We are often reminded that as Christians we are to be “in” the world but not “of” the world. Here the term “world” is used equivocally, for we are “in” the world as the place of God’s creation where we dwell and experience life, but we are not supposed to be “of” the world—the world in this sense being the arena of apostasy, everything in the world that is not of God or is set against Him, the degeneracy of certain elements of our culture, etc. This idea has been taken, at least in part, from Jesus’ high-priestly prayer to the Father, for his disciples: “I am not praying for the world [in the negative sense]… they are not of the world, even as I am not of the world. I do not pray that you should take them out of the world, but that You should keep them from the evil one” (John 17:9, 14-15). Since He doesn’t ask them to be taken out of the world (the world He has created), they are to be in the world, but He also makes clear that they are not of the world, that is, not belonging to it, not following its godless ways (“I testify of it that its works are evil”; John 7:7).
All this is true, but perhaps does not exhaust the meaning of being in the world and not of it, since it is mainly a negative approach, that is: be not of the world so as to avoid all its evils.
He begins by saying: “Why do you live as if you still belonged to the world?” (Col. 2:20). This presupposes that Christians know who they are, what God has done for them, and what their destiny is. The negative part is that Christians have “died” to the world, that is, have severed their inordinate worldly attachments and have thus become free to focus on divine and eternal matters. Therefore, he says in another place, let “those who deal with the world act as though they had no dealings with it, for the form of this world is passing away. I want you to be free from anxieties” (1Cor. 7:31-32). Again he says that our citizenship is in Heaven, so we ought not get so entangled in the world’s affairs that we lose sight of our reason for being here in the first place. We ought not adopt a “Heaven can wait” attitude while we attempt to make our fortunes here and now.

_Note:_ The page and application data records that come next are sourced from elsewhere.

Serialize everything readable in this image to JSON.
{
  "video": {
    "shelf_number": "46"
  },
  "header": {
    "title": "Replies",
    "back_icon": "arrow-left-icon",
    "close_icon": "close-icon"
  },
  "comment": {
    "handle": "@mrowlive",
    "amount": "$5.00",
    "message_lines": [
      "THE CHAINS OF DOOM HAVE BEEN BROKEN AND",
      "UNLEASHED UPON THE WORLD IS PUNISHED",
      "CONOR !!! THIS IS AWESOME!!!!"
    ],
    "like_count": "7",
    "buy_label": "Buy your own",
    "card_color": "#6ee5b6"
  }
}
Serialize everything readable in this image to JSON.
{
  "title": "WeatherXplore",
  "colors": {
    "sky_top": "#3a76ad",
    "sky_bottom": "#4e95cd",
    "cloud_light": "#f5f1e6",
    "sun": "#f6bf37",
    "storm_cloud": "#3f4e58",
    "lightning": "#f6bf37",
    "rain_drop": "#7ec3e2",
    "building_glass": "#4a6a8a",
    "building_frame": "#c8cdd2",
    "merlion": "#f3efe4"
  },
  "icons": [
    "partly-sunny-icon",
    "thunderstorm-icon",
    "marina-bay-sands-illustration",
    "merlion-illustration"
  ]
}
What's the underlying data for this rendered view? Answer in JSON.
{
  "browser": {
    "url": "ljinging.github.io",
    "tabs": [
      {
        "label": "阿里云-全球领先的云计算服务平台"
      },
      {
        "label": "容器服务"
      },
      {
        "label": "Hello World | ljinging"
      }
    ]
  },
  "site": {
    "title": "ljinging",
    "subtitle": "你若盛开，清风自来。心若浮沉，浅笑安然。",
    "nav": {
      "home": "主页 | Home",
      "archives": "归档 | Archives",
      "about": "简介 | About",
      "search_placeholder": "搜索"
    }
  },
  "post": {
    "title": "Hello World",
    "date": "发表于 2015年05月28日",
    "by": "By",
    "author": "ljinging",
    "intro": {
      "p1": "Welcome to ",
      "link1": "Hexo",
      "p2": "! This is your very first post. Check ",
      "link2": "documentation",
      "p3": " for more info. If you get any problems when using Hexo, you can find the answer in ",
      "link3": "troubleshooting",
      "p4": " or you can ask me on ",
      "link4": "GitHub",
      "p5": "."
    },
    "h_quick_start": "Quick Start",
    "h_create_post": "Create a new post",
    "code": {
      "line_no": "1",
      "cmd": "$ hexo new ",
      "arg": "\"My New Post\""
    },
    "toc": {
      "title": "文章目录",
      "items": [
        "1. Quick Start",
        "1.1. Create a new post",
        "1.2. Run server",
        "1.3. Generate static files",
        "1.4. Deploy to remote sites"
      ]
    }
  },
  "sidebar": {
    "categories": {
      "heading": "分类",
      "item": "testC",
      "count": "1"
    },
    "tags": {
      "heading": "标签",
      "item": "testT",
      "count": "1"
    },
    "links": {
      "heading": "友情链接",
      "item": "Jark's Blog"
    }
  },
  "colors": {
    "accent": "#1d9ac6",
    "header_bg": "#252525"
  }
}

To be a Christian is to live a radically different form of life than those who are not—though externally it may not at first glance seem so different—but unfortunately the Christian Gospel has become so watered down, so compromised with the world as to seem to require little more than a bit of religious practice pasted onto an otherwise worldly life. But to accept that is to deny true Christianity and Christ as well.
In order to be not “of this world,” we have to be “of God,” of Christ, that is, belonging to the world of the Spirit, of Heaven, of the grace and truth and love of the Lord. We are in this world, which is so often set against God, so as to witness to the real world, the world “hidden with Christ in God,” the world we enter through faith, the sacraments and prayer, and to which we bear witness by the way we live. To be not of this world is not simply to avoid its evils, but to infuse it with good, to help win it back for God, who so loved the world that He gave his only Son to save it.
We can’t help but be in the world as long as we live. But we have a choice about being of the world. Let us make no mistake: to be “of the world” is to be “not of God” (see John 8:23, 47, and James 4:4). And the only thing that matters on Judgment Day—which means the only thing that ultimately matters at all—is to be found to be of God.